Requirement: Output exactly the lines from the line that has "Output a JSON" through the last line of the data below, with no pictures.

Records from a data source
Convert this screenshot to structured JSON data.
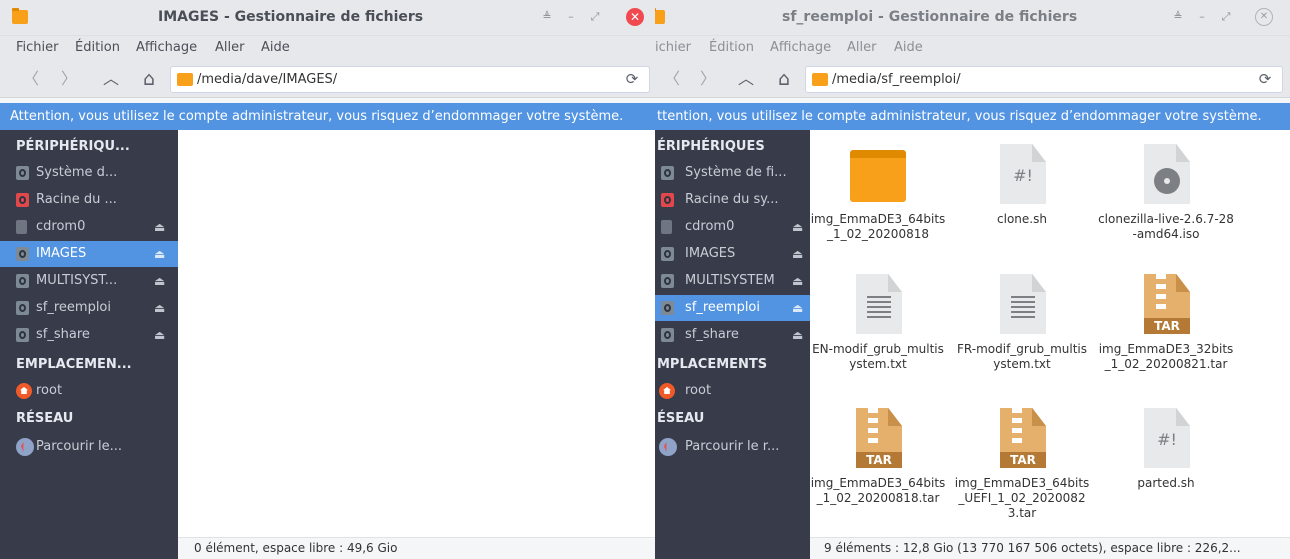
{
  "left": {
    "title": "IMAGES - Gestionnaire de fichiers",
    "menu": [
      "Fichier",
      "Édition",
      "Affichage",
      "Aller",
      "Aide"
    ],
    "path": "/media/dave/IMAGES/",
    "warning": "Attention, vous utilisez le compte administrateur, vous risquez d’endommager votre système.",
    "sidebar": {
      "devices_header": "PÉRIPHÉRIQU...",
      "devices": [
        "Système d...",
        "Racine du ...",
        "cdrom0",
        "IMAGES",
        "MULTISYST...",
        "sf_reemploi",
        "sf_share"
      ],
      "places_header": "EMPLACEMEN...",
      "places": [
        "root"
      ],
      "network_header": "RÉSEAU",
      "network": [
        "Parcourir le..."
      ]
    },
    "status": "0 élément, espace libre : 49,6 Gio"
  },
  "right": {
    "title": "sf_reemploi - Gestionnaire de fichiers",
    "menu": [
      "ichier",
      "Édition",
      "Affichage",
      "Aller",
      "Aide"
    ],
    "path": "/media/sf_reemploi/",
    "warning": "ttention, vous utilisez le compte administrateur, vous risquez d’endommager votre système.",
    "sidebar": {
      "devices_header": "ÉRIPHÉRIQUES",
      "devices": [
        "Système de fi...",
        "Racine du sy...",
        "cdrom0",
        "IMAGES",
        "MULTISYSTEM",
        "sf_reemploi",
        "sf_share"
      ],
      "places_header": "MPLACEMENTS",
      "places": [
        "root"
      ],
      "network_header": "ÉSEAU",
      "network": [
        "Parcourir le r..."
      ]
    },
    "files": [
      "img_EmmaDE3_64bits_1_02_20200818",
      "clone.sh",
      "clonezilla-live-2.6.7-28-amd64.iso",
      "EN-modif_grub_multisystem.txt",
      "FR-modif_grub_multisystem.txt",
      "img_EmmaDE3_32bits_1_02_20200821.tar",
      "img_EmmaDE3_64bits_1_02_20200818.tar",
      "img_EmmaDE3_64bits_UEFI_1_02_20200823.tar",
      "parted.sh"
    ],
    "status": "9 éléments : 12,8 Gio (13 770 167 506 octets), espace libre : 226,2..."
  },
  "icons": {
    "script_glyph": "#!",
    "tar_badge": "TAR",
    "back": "〈",
    "forward": "〉",
    "up": "︿",
    "home": "⌂",
    "reload": "⟳",
    "eject": "⏏",
    "minimize": "–",
    "maximize": "⤢",
    "restore": "≜",
    "close": "✕"
  },
  "colors": {
    "accent": "#5294e2",
    "sidebar": "#383c4a",
    "folder": "#f8a01a"
  }
}
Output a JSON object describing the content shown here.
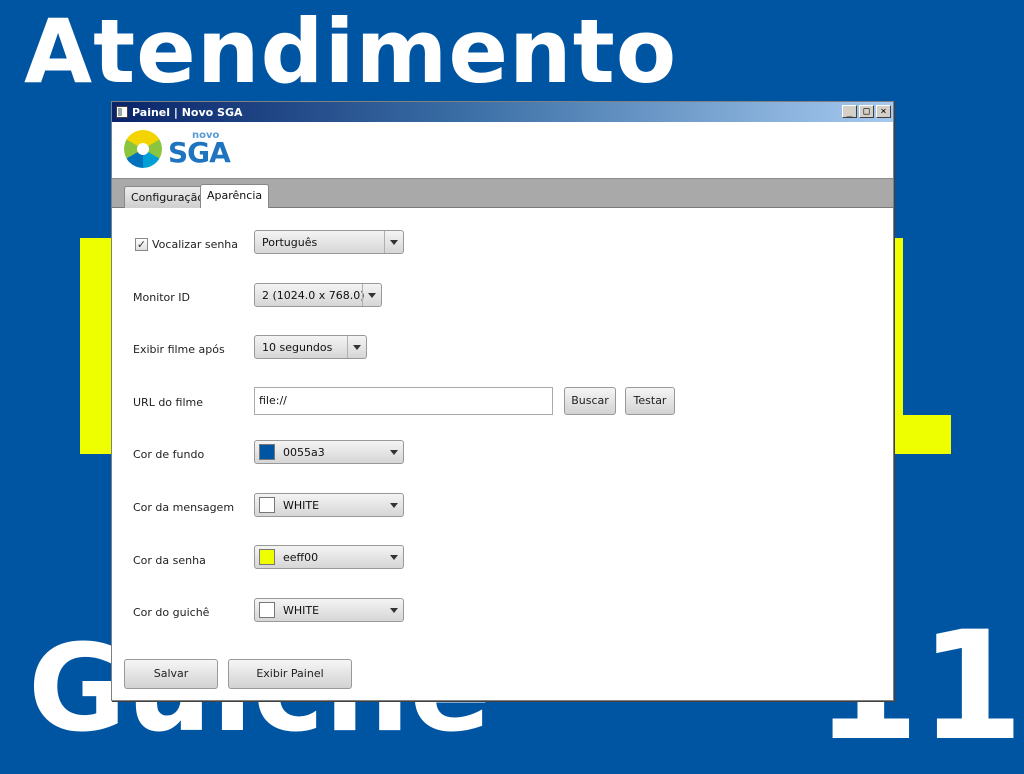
{
  "background": {
    "color": "#0055a3",
    "accent_color": "#eeff00",
    "top_title": "Atendimento",
    "bottom_title": "Guichê",
    "number": "11"
  },
  "window": {
    "title": "Painel | Novo SGA",
    "controls": [
      "_",
      "□",
      "×"
    ]
  },
  "logo": {
    "novo": "novo",
    "brand": "SGA"
  },
  "tabs": [
    {
      "label": "Configuração",
      "active": false
    },
    {
      "label": "Aparência",
      "active": true
    }
  ],
  "form": {
    "vocalizar": {
      "label": "Vocalizar senha",
      "checked": true,
      "value": "Português"
    },
    "monitor": {
      "label": "Monitor ID",
      "value": "2 (1024.0 x 768.0)"
    },
    "filme": {
      "label": "Exibir filme após",
      "value": "10 segundos"
    },
    "url": {
      "label": "URL do filme",
      "value": "file://"
    },
    "buscar_label": "Buscar",
    "testar_label": "Testar",
    "cor_fundo": {
      "label": "Cor de fundo",
      "value": "0055a3",
      "swatch": "#0055a3"
    },
    "cor_mensagem": {
      "label": "Cor da mensagem",
      "value": "WHITE",
      "swatch": "#ffffff"
    },
    "cor_senha": {
      "label": "Cor da senha",
      "value": "eeff00",
      "swatch": "#eeff00"
    },
    "cor_guiche": {
      "label": "Cor do guichê",
      "value": "WHITE",
      "swatch": "#ffffff"
    }
  },
  "footer": {
    "salvar_label": "Salvar",
    "exibir_label": "Exibir Painel"
  }
}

Answer below:
Output a JSON object describing the content shown here.
{
  "background": {
    "color": "#0055a3",
    "accent_color": "#eeff00",
    "top_title": "Atendimento",
    "bottom_title": "Guichê",
    "number": "11"
  },
  "window": {
    "title": "Painel | Novo SGA",
    "controls": [
      "_",
      "□",
      "×"
    ]
  },
  "logo": {
    "novo": "novo",
    "brand": "SGA"
  },
  "tabs": [
    {
      "label": "Configuração",
      "active": false
    },
    {
      "label": "Aparência",
      "active": true
    }
  ],
  "form": {
    "vocalizar": {
      "label": "Vocalizar senha",
      "checked": true,
      "value": "Português"
    },
    "monitor": {
      "label": "Monitor ID",
      "value": "2 (1024.0 x 768.0)"
    },
    "filme": {
      "label": "Exibir filme após",
      "value": "10 segundos"
    },
    "url": {
      "label": "URL do filme",
      "value": "file://"
    },
    "buscar_label": "Buscar",
    "testar_label": "Testar",
    "cor_fundo": {
      "label": "Cor de fundo",
      "value": "0055a3",
      "swatch": "#0055a3"
    },
    "cor_mensagem": {
      "label": "Cor da mensagem",
      "value": "WHITE",
      "swatch": "#ffffff"
    },
    "cor_senha": {
      "label": "Cor da senha",
      "value": "eeff00",
      "swatch": "#eeff00"
    },
    "cor_guiche": {
      "label": "Cor do guichê",
      "value": "WHITE",
      "swatch": "#ffffff"
    }
  },
  "footer": {
    "salvar_label": "Salvar",
    "exibir_label": "Exibir Painel"
  }
}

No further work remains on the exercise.